Every week what we eat is a little different. It’s always a surprise to see what’s on offer and we always select the freshest of produce to supplement what we grow in our own kitchen garden.

We have made a few really good friends along our usual route. The kind of friends where a quick stop in for a cup of tea to pick mandarins straight from the tree, becomes seven hours of chats by the fire, endless cups of tea, helping out with some chores and a hot meal before we finally pile back in the car to drive the dark, winding roads back to our cottage in town.

That’s the beautiful thing about community living. It keeps us connected to our local world. It keeps my three year old connected to the earth and to the cycle of food – and keeps us connected to each other.

Besides, there is nothing that tastes quite as good as a mandarin picked straight from a tree (or a carrot pulled straight from the earth).

Want to know what else is really awesome about the Ford Kuga MKII (besides just warm bums in the middle of winter)? It’s hardly surprising that we carry around a lot of stuff over the weekend; from seed trays to fruit and veggies, from loaned gardening tools to snacks, to bikes and baskets – and I almost always have my hands full with a toddler in tow. That’s where the handsfree tailgate comes into play… with just a wave of my foot the boot pops open ready to be stacked to the brim. We made a cute little stop motion video about it. Check it out!

The super cute music in the clip is from ‘In a Perfect world’ by Uncle Neptune courtesy of free music online and the creative commons agreement – Thanks Uncle Neptune for your cool tunes!

This is my second of three posts for the #FordThinking Challenge as part of Kidspot’s Voices of 2015. We were very lucky to be given the very comfortable, very easy to drive Ford Kuga MKII from Ford Australia for six weeks to go on amazing adventures in and see corners of our little part of Australia – where our old car doesn’t dare to go. Thanks Ford!

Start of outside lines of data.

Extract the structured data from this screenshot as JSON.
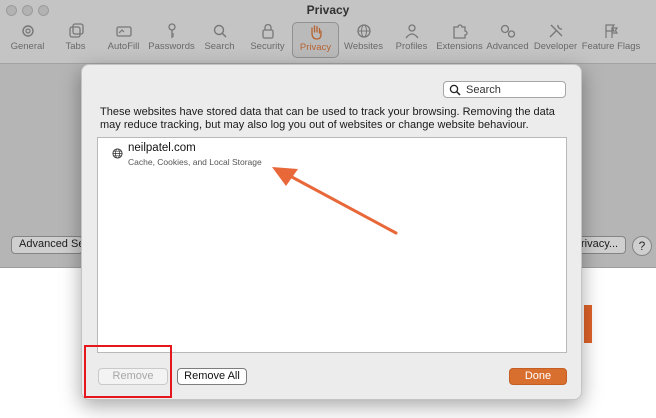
{
  "window": {
    "title": "Privacy",
    "toolbar": [
      {
        "label": "General",
        "icon": "gear-icon"
      },
      {
        "label": "Tabs",
        "icon": "tabs-icon"
      },
      {
        "label": "AutoFill",
        "icon": "autofill-icon"
      },
      {
        "label": "Passwords",
        "icon": "key-icon"
      },
      {
        "label": "Search",
        "icon": "search-icon"
      },
      {
        "label": "Security",
        "icon": "lock-icon"
      },
      {
        "label": "Privacy",
        "icon": "hand-icon",
        "active": true
      },
      {
        "label": "Websites",
        "icon": "globe-icon"
      },
      {
        "label": "Profiles",
        "icon": "person-icon"
      },
      {
        "label": "Extensions",
        "icon": "puzzle-icon"
      },
      {
        "label": "Advanced",
        "icon": "gears-icon"
      },
      {
        "label": "Developer",
        "icon": "wrench-icon"
      },
      {
        "label": "Feature Flags",
        "icon": "flags-icon"
      }
    ],
    "advanced_button": "Advanced Se",
    "privacy_button": "rivacy...",
    "help": "?"
  },
  "sheet": {
    "search_placeholder": "Search",
    "description": "These websites have stored data that can be used to track your browsing. Removing the data may reduce tracking, but may also log you out of websites or change website behaviour.",
    "sites": [
      {
        "name": "neilpatel.com",
        "detail": "Cache, Cookies, and Local Storage",
        "icon": "globe-icon"
      }
    ],
    "buttons": {
      "remove": "Remove",
      "remove_all": "Remove All",
      "done": "Done"
    }
  },
  "colors": {
    "accent": "#d96f2f",
    "annotation_arrow": "#e8683a",
    "annotation_box": "#e5161c"
  }
}
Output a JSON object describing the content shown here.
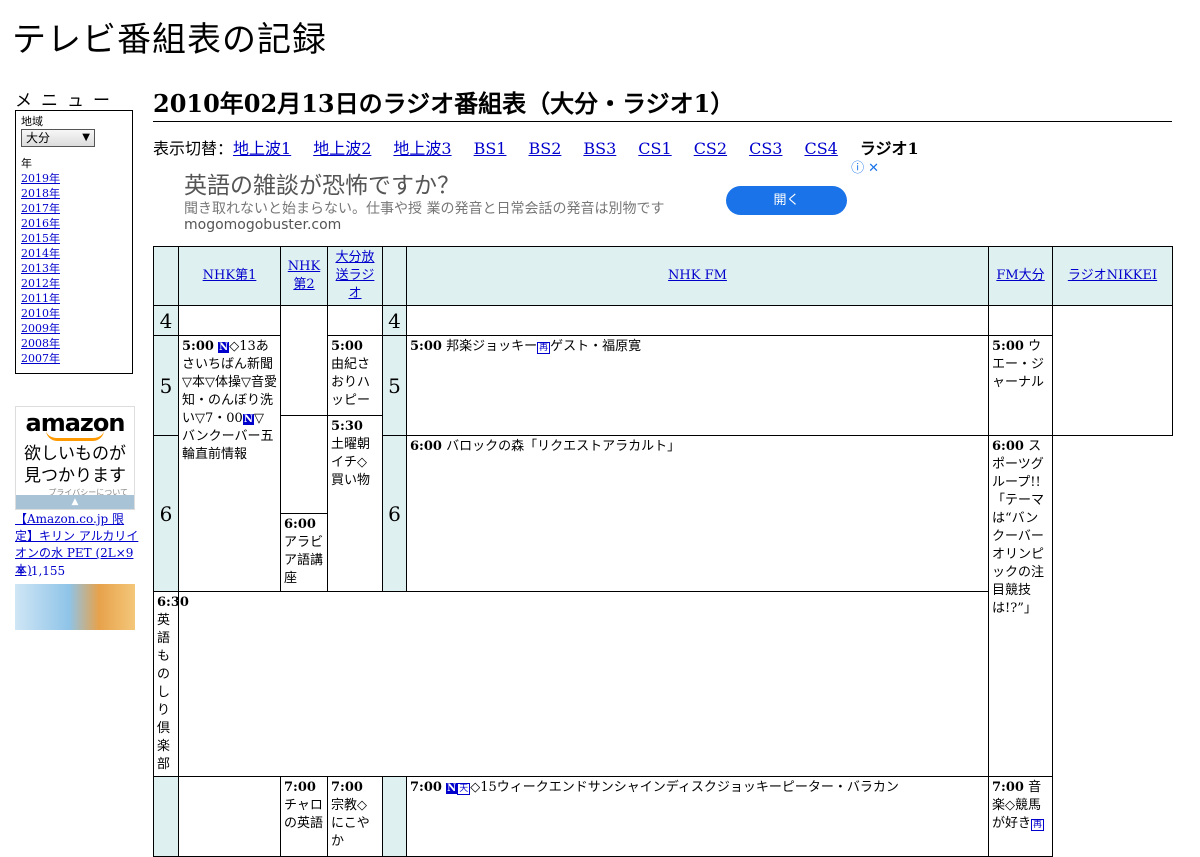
{
  "site_title": "テレビ番組表の記録",
  "menu": {
    "heading": "メニュー",
    "region_label": "地域",
    "region_value": "大分",
    "year_label": "年",
    "years": [
      "2019年",
      "2018年",
      "2017年",
      "2016年",
      "2015年",
      "2014年",
      "2013年",
      "2012年",
      "2011年",
      "2010年",
      "2009年",
      "2008年",
      "2007年"
    ]
  },
  "amazon_ad": {
    "logo": "amazon",
    "tagline_1": "欲しいものが",
    "tagline_2": "見つかります",
    "privacy": "プライバシーについて",
    "product_title": "【Amazon.co.jp 限定】キリン アルカリイオンの水 PET (2L×9本)",
    "product_price": "￥ 1,155"
  },
  "page_heading": "2010年02月13日のラジオ番組表（大分・ラジオ1）",
  "switcher": {
    "label": "表示切替：",
    "links": [
      "地上波1",
      "地上波2",
      "地上波3",
      "BS1",
      "BS2",
      "BS3",
      "CS1",
      "CS2",
      "CS3",
      "CS4"
    ],
    "current": "ラジオ1"
  },
  "banner_ad": {
    "headline": "英語の雑談が恐怖ですか？",
    "description": "聞き取れないと始まらない。仕事や授 業の発音と日常会話の発音は別物です",
    "domain": "mogomogobuster.com",
    "button": "開く",
    "info_icon": "ⓘ",
    "close_icon": "✕"
  },
  "schedule": {
    "channels": [
      "NHK第1",
      "NHK第2",
      "大分放送ラジオ",
      "NHK FM",
      "FM大分",
      "ラジオNIKKEI"
    ],
    "hours": [
      "4",
      "5",
      "6"
    ],
    "programs": {
      "nhk1_500_time": "5:00",
      "nhk1_500_text": "◇13あさいちばん新聞▽本▽体操▽音愛知・のんぼり洗い▽7・00",
      "nhk1_500_text2": "▽バンクーバー五輪直前情報",
      "nhk2_600_time": "6:00",
      "nhk2_600_text": "アラビア語講座",
      "nhk2_630_time": "6:30",
      "nhk2_630_text": "英語ものしり倶楽部",
      "nhk2_700_time": "7:00",
      "nhk2_700_text": "チャロの英語",
      "obs_500_time": "5:00",
      "obs_500_text": "由紀さおりハッピー",
      "obs_530_time": "5:30",
      "obs_530_text": "土曜朝イチ◇買い物",
      "obs_700_time": "7:00",
      "obs_700_text": "宗教◇にこやか",
      "fm_500_time": "5:00",
      "fm_500_text": "邦楽ジョッキー",
      "fm_500_text2": "ゲスト・福原寛",
      "fm_600_time": "6:00",
      "fm_600_text": "バロックの森「リクエストアラカルト」",
      "fm_700_time": "7:00",
      "fm_700_text": "◇15ウィークエンドサンシャインディスクジョッキーピーター・バラカン",
      "fmo_500_time": "5:00",
      "fmo_500_text": "ウエー・ジャーナル",
      "fmo_600_time": "6:00",
      "fmo_600_text": "スポーツグループ!!「テーマは“バンクーバーオリンピックの注目競技は!?”」",
      "nikkei_700_time": "7:00",
      "nikkei_700_text": "音楽◇競馬が好き"
    },
    "icons": {
      "news": "N",
      "weather": "天",
      "rerun": "再"
    }
  }
}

  • August 11, 2015 - 12:08 pm

    Rachel - The stop motion video is so sweet! I feel inspired to attempt to make one with my children(though I’m pretty sure I know how it will turn out, if my other photography attempts are anything to go by :-(). Thanks for sharing.ReplyCancel

    • August 18, 2015 - 7:43 pm

      Sash - It’s super fun and easy to do Rachel – just set up a tripod and have a play!ReplyCancel

  • August 11, 2015 - 7:18 pm

    Alicja - Lovely and wholesome experiences.ReplyCancel

  • August 18, 2015 - 5:22 pm

    rachel - Bo is just adorable in that video! I want to steal her!ReplyCancel

    • August 18, 2015 - 7:42 pm

      Sash - She’s a sweet little thing that’s for sure!ReplyCancel